We finally managed to photograph a book we designed earlier this year (others still await their turn because we suck at time management). The book, designed for the Museum of Gdańsk, describes in detail ship models that one can see in one of the Museum’s departments, the Artus Court: their built, history and more. The models are really something, by the way: big, colorful and quite impressive. Modern and historical photographs show all aspects of the ships, including their interesting exposition in the historical interior of the building.
The book is meant as the beginning of a new series so we needed to come up with design solutions that could be repeated in other books with very different themes. We chose to add a spot color, this time a vivid dark blue that appears on the cover and inside of the book, on some photographs and in the text. The cover also uses silver hotstamping for the title to make it shine more on the blue background.
The inside of the cover has a surprise for anyone who cares to open the flap.
A spread including a historical photo in blue.
And here’s the other flap. Our son loves uncovering the fish hiding underneath.
While this is a fairly simple book design, it gave us a lot of joy to work on – as books usually do.
This week marks the 20th anniversary of Sex and the City, one of the cult TV shows of the late 90s / early 2000s, which changed the way people talked about sex and female friendship on TV. As you might have noticed, we like celebrating shows that were important to us with posters and so we have designed a poster for the occasion. Since one of the more characteristic things about the show (and one which has aged a little better than others) was always fashion, particularly Carrie Bradshaw’s crazy outfits, we have focused the poster on Carrie’s classic (and less classic) looks, 69 of them.
We did a whole lot of research (both re-watching the show and looking at many, many lists of “best outfits on SATC”) and sketched more than 90 looks that seemed important, then trimming the list down a little (it was still a lot of dresses to draw). We generally focused on those clothes which were somehow connected with the storylines and so, to my chagrin, did not include almost any of my personal favorites: the lunch outfits, but instead recreated various combinations she wore when breaking up and reconnecting with her significant boyfriends and experiencing .
If you like the poster, you may buy it from bza.co.
And if you like the behind-the-scenes images, here’s what the research notes look like (we’re not those designers who make beautiful, print-ready sketches).
As the summer season is slowly approaching, we’re sharing today a very summery book we designed last year for the Museum of Gdańsk. It is a catalog for an exhibition showing postcards and photographs of beaches in Gdańsk before 1939: some of them still exist while others no longer serve as recreational beaches. The catalog included most of the photos shown on the exhibition but we could present them in any way we wanted.

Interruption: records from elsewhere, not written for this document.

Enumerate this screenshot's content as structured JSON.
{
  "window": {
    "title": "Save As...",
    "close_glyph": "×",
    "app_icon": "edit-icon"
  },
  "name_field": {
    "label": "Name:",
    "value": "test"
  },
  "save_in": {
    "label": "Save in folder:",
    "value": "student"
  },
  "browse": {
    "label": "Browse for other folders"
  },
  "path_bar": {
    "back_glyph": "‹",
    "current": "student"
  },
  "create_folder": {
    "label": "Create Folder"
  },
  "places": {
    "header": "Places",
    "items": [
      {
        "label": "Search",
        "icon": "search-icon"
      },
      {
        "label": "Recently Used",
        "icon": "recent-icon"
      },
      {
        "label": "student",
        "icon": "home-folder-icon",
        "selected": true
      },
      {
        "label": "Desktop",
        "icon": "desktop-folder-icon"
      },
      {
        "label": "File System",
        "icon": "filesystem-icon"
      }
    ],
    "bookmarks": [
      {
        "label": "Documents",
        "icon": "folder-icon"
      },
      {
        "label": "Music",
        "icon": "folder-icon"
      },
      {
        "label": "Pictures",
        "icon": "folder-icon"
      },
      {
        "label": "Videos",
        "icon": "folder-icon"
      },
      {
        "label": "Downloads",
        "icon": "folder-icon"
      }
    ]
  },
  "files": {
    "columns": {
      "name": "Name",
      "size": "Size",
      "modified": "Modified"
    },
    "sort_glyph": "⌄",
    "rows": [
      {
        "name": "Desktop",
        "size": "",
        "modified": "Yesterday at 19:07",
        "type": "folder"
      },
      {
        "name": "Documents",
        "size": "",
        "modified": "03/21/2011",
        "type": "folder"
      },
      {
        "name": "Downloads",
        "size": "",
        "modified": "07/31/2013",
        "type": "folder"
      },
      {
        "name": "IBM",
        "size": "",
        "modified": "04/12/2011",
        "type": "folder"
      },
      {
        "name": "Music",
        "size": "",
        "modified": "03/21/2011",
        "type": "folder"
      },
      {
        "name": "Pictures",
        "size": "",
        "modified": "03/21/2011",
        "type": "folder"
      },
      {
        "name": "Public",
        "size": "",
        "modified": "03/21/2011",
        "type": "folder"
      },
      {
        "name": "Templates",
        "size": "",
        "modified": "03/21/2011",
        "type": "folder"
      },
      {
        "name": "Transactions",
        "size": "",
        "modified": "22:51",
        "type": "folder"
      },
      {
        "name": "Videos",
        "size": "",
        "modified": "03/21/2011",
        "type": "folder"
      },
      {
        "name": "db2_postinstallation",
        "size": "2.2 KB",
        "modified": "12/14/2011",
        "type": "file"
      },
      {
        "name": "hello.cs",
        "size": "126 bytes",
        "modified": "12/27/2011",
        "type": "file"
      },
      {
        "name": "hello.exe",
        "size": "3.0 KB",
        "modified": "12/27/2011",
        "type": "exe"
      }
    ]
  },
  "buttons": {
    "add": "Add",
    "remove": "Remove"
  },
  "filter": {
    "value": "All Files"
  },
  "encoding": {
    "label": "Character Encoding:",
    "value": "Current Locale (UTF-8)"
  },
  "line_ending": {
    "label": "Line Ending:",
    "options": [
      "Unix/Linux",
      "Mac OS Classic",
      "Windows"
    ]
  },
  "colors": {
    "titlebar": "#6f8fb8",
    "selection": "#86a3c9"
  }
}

The visual material was very rich and quite exciting once you really delved into it (all the old swimwear!) but in its mass seemed a bit monotonous so we decided to make it more modern. We created a sunny, cheerful color palette to color the photographs and added illustrative, geometric elements: stripes, waves, birds etc.
On the cover we used varnished stripes on an old photo that the Museum wanted to use. The stripes – inspired by old swimsuits – are the main visual motif organizing the entire layout, including its geometry.
Beginning of a chapter.
Page numbering close-up.
Sometimes we chose fragments of photographs to use.
While the sheer amount of photographs to edit made it an intense publication to work on, we’re very happy with the final results.
One of our recent(ish) works for the Museum of Gdańsk was the design of a catalog and other materials for an exhibition of silver objects borrowed from the Wawel collection. The exhibition showed a selection of objects d’art displaying the mastery of old masters from Gdańsk. The catalog presents all the objects, prefaced by critical texts by the exhibition’s curators.
We chose to use silver spot color for the catalog (because how could we not). We opted for slightly old-fashioned typography offset by a simple sans serif. In fact, only the titular typeface with its fantastic decorative elements is one of few elements of the design that are not understated. We also designed an ornament inspired by an ornament on one of the exhibits and later geometricized.
For the cover we used a detail of one of the exhibits printed with spot silver, with silver hotstamping of the title directly on it.
The silver ornament is used in different parts of the catalog.
A silver spoon. All the exhibits got separate spreads with a full-page photo and a lot of specialized information, in addition to the regular description.
A spread from one of the introductory essays.
Introduction by the Museum’s Director.
In addition to the catalog, we also designed other materials, including informative boards that told the story of some of the exhibits: their previous owners, how they were used etc. We kept the boards consistent with both the catalog and the suggestions of the designer of the exhibition.
This comes a few days after St. Valentine’s but hopefully you are still in a romantic mood. This year Experyment Science Center chose magnets as the theme of their yearly evening for adults and we designed the poster and other materials. As previously, participants had a chance to look at love from a scientific point of view.
We continued the designs with the style we have already developed for this event but this year we had a chance to add a man to the illustration. In fact, we had to work on him a little bit because the first version was bearded and we decided we didn’t like that. In the end he seems younger and a bit more, well, science-oriented.